But while uncovering the conspiracy and allowing Mater to save his BFF’s life is of main importance, it’s the jokes, animation, and fun that resonated with me. I love how John Lasseter and his writing team didn’t pander to their audience by reintroducing us to every single car—in fact, most of the cast from the original are barely included here in lieu of the new, more exotic heroes and villains, (kudos, though, on a touching memorial to Paul Newman)—throwing us into the mix years later, merely showing how McQueen’s won a few Piston Cups and that Radiator Springs is back on the map.
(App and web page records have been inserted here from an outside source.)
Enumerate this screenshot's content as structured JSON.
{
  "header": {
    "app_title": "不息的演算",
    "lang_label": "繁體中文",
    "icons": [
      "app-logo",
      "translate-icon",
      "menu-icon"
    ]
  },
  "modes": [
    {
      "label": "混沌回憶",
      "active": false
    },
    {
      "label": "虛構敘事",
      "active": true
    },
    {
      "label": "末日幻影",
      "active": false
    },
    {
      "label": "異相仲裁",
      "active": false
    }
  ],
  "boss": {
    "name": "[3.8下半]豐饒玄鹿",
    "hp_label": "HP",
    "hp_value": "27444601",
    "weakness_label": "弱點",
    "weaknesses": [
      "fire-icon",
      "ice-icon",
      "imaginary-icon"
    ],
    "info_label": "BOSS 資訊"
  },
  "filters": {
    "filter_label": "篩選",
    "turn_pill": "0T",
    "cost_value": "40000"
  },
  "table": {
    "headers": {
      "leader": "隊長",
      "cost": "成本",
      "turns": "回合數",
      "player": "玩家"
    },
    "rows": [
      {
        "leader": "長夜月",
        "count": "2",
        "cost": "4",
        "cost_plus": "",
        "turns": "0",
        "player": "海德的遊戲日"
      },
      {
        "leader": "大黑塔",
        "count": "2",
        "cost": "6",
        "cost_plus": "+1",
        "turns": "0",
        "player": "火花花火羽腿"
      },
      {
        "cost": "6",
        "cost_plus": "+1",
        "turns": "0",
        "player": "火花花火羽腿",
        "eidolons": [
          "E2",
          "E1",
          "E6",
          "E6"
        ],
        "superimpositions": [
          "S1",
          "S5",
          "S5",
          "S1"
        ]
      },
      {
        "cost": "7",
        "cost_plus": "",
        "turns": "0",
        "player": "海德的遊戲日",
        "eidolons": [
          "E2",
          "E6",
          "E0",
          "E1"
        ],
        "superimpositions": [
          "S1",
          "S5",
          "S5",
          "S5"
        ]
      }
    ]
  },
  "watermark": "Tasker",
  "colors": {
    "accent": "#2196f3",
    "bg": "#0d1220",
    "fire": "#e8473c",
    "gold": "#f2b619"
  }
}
Instead of bogging us down with a hello from everyone, we watch early on how Mater stumbles his way into forcing McQueen to race when he really wanted a vacation and are soon whisked away to foreign lands so the real story can begin.
The weaponry and cool toys at McMissile and Shiftwell’s disposal are fantastic, how they integrate Mater into the mix is a laugh, and the meticulously rendered locales of Tokyo, Italy, and London—complete with Big Bentley—are a sight to see. Pop culture is given homage with the crazy Japanese gameshows, car-geishas, and neon upon neon lighting the night sky; the car-oriented old ruins and villas of Italy are utilized to explain a bit of Luigi (Tony Shalhoub) and Guido’s origins; and even easy jokes like left side driving in England find a way to earn a chuckle rather than an eye-roll. The cast list is impressive with Mantegna, Turturro, and Izzard being my faves while Wilson manages to retain the character we learned to love in the first. In the end, however, everything rests on Mater, so his love him or hate him quality will probably infer on your enjoyment of the movie. To me it worked and I can’t say I wasn’t happy to simply enjoy a good Bond-like yarn—even if it’s populated with cutesy, talking cars.
 (L-R) Finn McMissile (voice by Michael Caine), Mater (voice by Larry the Cable Guy), Lightning McQueen (voice by Owen Wilson). ©Disney/Pixar. All Rights Reserved.
 (L-R) Uncle Topolino (voice by Franco Nero), Lightning McQueen (voice by Owen Wilson) and Mama Topolino (voice by Vanessa Redgrave) in Cars 2. ©Disney/Pixar. All Rights Reserved.
 (L-R) Professor Z (voice by Thomas Kretschmann), Mater (voice by Larry the Cable Guy), Holley Shiftwell (voice by Emily Mortimer), Finn McMissile (voice by Michael Caine) and Lightning McQueen (voice by Owen Wilson) in the scene of Cars 2. ©Disney/Pixar. All Rights Reserved.